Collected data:
:::

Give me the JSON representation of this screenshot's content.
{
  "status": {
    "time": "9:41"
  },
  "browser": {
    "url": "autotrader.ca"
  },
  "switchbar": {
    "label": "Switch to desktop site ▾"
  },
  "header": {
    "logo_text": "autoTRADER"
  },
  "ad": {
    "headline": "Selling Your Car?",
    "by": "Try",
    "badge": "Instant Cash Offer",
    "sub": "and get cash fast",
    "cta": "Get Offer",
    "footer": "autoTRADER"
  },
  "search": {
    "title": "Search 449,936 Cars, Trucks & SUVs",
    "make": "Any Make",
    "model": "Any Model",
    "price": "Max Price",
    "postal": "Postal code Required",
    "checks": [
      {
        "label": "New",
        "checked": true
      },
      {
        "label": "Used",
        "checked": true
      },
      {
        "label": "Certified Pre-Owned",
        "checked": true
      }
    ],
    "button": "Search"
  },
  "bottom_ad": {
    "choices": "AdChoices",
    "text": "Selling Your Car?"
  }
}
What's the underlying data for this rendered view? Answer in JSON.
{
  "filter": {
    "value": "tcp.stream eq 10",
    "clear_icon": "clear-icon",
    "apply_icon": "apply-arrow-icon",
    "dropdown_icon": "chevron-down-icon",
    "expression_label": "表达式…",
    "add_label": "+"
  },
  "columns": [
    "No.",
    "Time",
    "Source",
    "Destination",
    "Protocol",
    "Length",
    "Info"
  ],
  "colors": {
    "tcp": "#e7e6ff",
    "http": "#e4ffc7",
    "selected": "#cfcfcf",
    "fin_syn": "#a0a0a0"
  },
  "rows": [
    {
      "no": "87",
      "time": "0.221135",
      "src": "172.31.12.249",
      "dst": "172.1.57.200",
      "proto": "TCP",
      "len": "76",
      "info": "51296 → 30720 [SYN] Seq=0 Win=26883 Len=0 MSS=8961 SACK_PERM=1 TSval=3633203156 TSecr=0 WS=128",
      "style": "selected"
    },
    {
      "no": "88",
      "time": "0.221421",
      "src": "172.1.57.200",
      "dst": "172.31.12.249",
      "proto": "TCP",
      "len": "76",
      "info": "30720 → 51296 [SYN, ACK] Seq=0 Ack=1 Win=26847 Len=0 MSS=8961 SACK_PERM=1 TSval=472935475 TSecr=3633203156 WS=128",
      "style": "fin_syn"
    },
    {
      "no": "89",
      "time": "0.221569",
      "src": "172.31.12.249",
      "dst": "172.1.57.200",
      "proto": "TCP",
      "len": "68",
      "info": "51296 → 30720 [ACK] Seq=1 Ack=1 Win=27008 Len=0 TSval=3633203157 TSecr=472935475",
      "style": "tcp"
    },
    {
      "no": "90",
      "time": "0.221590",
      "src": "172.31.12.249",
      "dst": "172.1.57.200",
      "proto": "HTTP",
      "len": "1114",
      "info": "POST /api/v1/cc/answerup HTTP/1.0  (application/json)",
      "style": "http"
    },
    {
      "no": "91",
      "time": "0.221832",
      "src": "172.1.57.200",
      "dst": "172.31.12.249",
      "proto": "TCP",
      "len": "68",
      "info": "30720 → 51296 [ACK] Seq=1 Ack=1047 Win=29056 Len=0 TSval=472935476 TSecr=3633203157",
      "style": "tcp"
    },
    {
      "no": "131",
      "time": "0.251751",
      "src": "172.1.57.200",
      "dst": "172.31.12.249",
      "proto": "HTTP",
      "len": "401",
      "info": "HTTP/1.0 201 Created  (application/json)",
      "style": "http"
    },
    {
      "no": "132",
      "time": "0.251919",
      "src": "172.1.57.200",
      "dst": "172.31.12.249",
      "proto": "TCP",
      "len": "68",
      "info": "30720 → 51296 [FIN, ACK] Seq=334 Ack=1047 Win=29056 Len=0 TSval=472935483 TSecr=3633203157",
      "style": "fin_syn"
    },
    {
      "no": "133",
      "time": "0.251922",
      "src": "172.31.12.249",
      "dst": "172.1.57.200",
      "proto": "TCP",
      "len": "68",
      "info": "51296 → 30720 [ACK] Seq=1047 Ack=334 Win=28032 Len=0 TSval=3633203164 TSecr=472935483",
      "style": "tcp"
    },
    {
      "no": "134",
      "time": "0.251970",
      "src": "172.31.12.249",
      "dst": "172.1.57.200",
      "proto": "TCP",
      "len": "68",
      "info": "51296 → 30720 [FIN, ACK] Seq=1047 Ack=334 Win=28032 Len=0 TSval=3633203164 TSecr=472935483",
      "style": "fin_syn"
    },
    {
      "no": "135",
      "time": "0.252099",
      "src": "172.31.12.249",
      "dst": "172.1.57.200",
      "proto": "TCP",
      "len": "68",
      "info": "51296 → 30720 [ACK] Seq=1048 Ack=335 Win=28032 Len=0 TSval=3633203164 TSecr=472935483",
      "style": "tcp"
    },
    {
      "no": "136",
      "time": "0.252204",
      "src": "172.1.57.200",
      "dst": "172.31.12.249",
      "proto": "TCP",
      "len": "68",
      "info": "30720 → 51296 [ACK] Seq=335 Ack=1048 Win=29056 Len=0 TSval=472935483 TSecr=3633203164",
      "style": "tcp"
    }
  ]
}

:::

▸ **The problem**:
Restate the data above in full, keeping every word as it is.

▸ **Solution for this exercise**:
Give me the JSON representation of this screenshot's content.
{
  "status": {
    "time": "9:41"
  },
  "browser": {
    "url": "autotrader.ca"
  },
  "switchbar": {
    "label": "Switch to desktop site ▾"
  },
  "header": {
    "logo_text": "autoTRADER"
  },
  "ad": {
    "headline": "Selling Your Car?",
    "by": "Try",
    "badge": "Instant Cash Offer",
    "sub": "and get cash fast",
    "cta": "Get Offer",
    "footer": "autoTRADER"
  },
  "search": {
    "title": "Search 449,936 Cars, Trucks & SUVs",
    "make": "Any Make",
    "model": "Any Model",
    "price": "Max Price",
    "postal": "Postal code Required",
    "checks": [
      {
        "label": "New",
        "checked": true
      },
      {
        "label": "Used",
        "checked": true
      },
      {
        "label": "Certified Pre-Owned",
        "checked": true
      }
    ],
    "button": "Search"
  },
  "bottom_ad": {
    "choices": "AdChoices",
    "text": "Selling Your Car?"
  }
}
What's the underlying data for this rendered view? Answer in JSON.
{
  "filter": {
    "value": "tcp.stream eq 10",
    "clear_icon": "clear-icon",
    "apply_icon": "apply-arrow-icon",
    "dropdown_icon": "chevron-down-icon",
    "expression_label": "表达式…",
    "add_label": "+"
  },
  "columns": [
    "No.",
    "Time",
    "Source",
    "Destination",
    "Protocol",
    "Length",
    "Info"
  ],
  "colors": {
    "tcp": "#e7e6ff",
    "http": "#e4ffc7",
    "selected": "#cfcfcf",
    "fin_syn": "#a0a0a0"
  },
  "rows": [
    {
      "no": "87",
      "time": "0.221135",
      "src": "172.31.12.249",
      "dst": "172.1.57.200",
      "proto": "TCP",
      "len": "76",
      "info": "51296 → 30720 [SYN] Seq=0 Win=26883 Len=0 MSS=8961 SACK_PERM=1 TSval=3633203156 TSecr=0 WS=128",
      "style": "selected"
    },
    {
      "no": "88",
      "time": "0.221421",
      "src": "172.1.57.200",
      "dst": "172.31.12.249",
      "proto": "TCP",
      "len": "76",
      "info": "30720 → 51296 [SYN, ACK] Seq=0 Ack=1 Win=26847 Len=0 MSS=8961 SACK_PERM=1 TSval=472935475 TSecr=3633203156 WS=128",
      "style": "fin_syn"
    },
    {
      "no": "89",
      "time": "0.221569",
      "src": "172.31.12.249",
      "dst": "172.1.57.200",
      "proto": "TCP",
      "len": "68",
      "info": "51296 → 30720 [ACK] Seq=1 Ack=1 Win=27008 Len=0 TSval=3633203157 TSecr=472935475",
      "style": "tcp"
    },
    {
      "no": "90",
      "time": "0.221590",
      "src": "172.31.12.249",
      "dst": "172.1.57.200",
      "proto": "HTTP",
      "len": "1114",
      "info": "POST /api/v1/cc/answerup HTTP/1.0  (application/json)",
      "style": "http"
    },
    {
      "no": "91",
      "time": "0.221832",
      "src": "172.1.57.200",
      "dst": "172.31.12.249",
      "proto": "TCP",
      "len": "68",
      "info": "30720 → 51296 [ACK] Seq=1 Ack=1047 Win=29056 Len=0 TSval=472935476 TSecr=3633203157",
      "style": "tcp"
    },
    {
      "no": "131",
      "time": "0.251751",
      "src": "172.1.57.200",
      "dst": "172.31.12.249",
      "proto": "HTTP",
      "len": "401",
      "info": "HTTP/1.0 201 Created  (application/json)",
      "style": "http"
    },
    {
      "no": "132",
      "time": "0.251919",
      "src": "172.1.57.200",
      "dst": "172.31.12.249",
      "proto": "TCP",
      "len": "68",
      "info": "30720 → 51296 [FIN, ACK] Seq=334 Ack=1047 Win=29056 Len=0 TSval=472935483 TSecr=3633203157",
      "style": "fin_syn"
    },
    {
      "no": "133",
      "time": "0.251922",
      "src": "172.31.12.249",
      "dst": "172.1.57.200",
      "proto": "TCP",
      "len": "68",
      "info": "51296 → 30720 [ACK] Seq=1047 Ack=334 Win=28032 Len=0 TSval=3633203164 TSecr=472935483",
      "style": "tcp"
    },
    {
      "no": "134",
      "time": "0.251970",
      "src": "172.31.12.249",
      "dst": "172.1.57.200",
      "proto": "TCP",
      "len": "68",
      "info": "51296 → 30720 [FIN, ACK] Seq=1047 Ack=334 Win=28032 Len=0 TSval=3633203164 TSecr=472935483",
      "style": "fin_syn"
    },
    {
      "no": "135",
      "time": "0.252099",
      "src": "172.31.12.249",
      "dst": "172.1.57.200",
      "proto": "TCP",
      "len": "68",
      "info": "51296 → 30720 [ACK] Seq=1048 Ack=335 Win=28032 Len=0 TSval=3633203164 TSecr=472935483",
      "style": "tcp"
    },
    {
      "no": "136",
      "time": "0.252204",
      "src": "172.1.57.200",
      "dst": "172.31.12.249",
      "proto": "TCP",
      "len": "68",
      "info": "30720 → 51296 [ACK] Seq=335 Ack=1048 Win=29056 Len=0 TSval=472935483 TSecr=3633203164",
      "style": "tcp"
    }
  ]
}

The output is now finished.